Required action: Within the data that follows, how many lines carry the string "title"? Give the number alone.
── Data for analysis ──
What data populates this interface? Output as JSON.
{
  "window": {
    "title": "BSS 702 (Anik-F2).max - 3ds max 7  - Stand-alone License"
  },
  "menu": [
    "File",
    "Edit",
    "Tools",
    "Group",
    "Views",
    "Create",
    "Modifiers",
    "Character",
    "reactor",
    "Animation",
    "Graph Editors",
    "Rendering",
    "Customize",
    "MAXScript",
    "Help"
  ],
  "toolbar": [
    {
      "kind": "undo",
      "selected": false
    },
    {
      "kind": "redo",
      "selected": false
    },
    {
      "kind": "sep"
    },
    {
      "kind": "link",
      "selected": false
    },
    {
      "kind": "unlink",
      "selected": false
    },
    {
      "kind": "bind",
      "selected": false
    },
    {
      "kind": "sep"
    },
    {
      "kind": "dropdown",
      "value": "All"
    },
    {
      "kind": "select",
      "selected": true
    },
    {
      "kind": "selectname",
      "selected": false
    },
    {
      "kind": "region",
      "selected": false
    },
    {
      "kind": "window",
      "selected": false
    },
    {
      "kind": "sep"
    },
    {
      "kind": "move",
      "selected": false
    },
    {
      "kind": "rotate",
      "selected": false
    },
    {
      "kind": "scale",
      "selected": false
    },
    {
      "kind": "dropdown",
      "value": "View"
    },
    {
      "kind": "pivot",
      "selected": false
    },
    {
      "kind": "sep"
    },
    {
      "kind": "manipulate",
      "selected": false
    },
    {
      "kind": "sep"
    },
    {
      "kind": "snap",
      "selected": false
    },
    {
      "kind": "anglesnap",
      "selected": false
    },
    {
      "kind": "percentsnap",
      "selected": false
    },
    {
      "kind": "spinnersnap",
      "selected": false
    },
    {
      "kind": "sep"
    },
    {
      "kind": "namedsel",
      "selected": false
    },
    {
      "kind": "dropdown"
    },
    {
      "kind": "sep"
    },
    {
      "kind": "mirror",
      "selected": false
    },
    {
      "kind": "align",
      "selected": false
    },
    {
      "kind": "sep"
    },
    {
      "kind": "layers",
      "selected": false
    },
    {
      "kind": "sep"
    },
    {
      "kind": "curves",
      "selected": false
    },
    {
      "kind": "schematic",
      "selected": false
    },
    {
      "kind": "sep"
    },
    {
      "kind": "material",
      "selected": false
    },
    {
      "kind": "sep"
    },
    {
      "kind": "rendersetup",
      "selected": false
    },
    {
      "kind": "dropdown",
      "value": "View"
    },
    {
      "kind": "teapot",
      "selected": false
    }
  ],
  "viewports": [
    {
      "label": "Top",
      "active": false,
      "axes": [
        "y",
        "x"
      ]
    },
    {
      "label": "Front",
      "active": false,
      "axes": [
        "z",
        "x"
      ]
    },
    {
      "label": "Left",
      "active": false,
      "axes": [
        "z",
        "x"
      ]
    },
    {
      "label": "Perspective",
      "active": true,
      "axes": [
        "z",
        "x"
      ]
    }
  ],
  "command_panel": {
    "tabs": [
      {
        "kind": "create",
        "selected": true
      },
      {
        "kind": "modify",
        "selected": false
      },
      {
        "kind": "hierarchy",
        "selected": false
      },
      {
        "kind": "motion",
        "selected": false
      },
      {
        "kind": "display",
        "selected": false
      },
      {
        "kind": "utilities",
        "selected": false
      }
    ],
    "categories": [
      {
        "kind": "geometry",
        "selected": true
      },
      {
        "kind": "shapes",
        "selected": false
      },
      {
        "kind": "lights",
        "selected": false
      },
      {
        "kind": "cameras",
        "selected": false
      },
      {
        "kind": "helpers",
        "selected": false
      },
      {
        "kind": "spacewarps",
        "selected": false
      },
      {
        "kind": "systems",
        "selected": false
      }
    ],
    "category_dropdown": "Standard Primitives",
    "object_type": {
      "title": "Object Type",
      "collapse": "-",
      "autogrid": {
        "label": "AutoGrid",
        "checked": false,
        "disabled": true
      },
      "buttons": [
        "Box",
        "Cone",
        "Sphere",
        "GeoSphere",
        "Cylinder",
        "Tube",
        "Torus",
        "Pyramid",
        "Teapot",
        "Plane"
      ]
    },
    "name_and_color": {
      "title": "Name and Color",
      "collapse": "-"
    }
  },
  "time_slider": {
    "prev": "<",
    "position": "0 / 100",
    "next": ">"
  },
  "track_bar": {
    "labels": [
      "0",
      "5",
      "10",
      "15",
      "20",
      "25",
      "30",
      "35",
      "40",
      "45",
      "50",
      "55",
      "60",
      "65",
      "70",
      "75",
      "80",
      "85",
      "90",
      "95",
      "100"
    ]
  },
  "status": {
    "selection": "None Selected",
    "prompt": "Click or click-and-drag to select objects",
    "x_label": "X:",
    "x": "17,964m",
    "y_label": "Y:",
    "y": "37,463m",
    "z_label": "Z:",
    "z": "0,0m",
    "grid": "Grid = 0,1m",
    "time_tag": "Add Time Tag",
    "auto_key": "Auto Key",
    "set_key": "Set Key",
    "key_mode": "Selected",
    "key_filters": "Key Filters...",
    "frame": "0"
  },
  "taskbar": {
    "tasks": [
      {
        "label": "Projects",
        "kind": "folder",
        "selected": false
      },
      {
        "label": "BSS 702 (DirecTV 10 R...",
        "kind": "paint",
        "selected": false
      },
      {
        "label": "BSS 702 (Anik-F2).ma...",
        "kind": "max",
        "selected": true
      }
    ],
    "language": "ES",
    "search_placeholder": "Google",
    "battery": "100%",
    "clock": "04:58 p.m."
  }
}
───
Solution to the problem: 3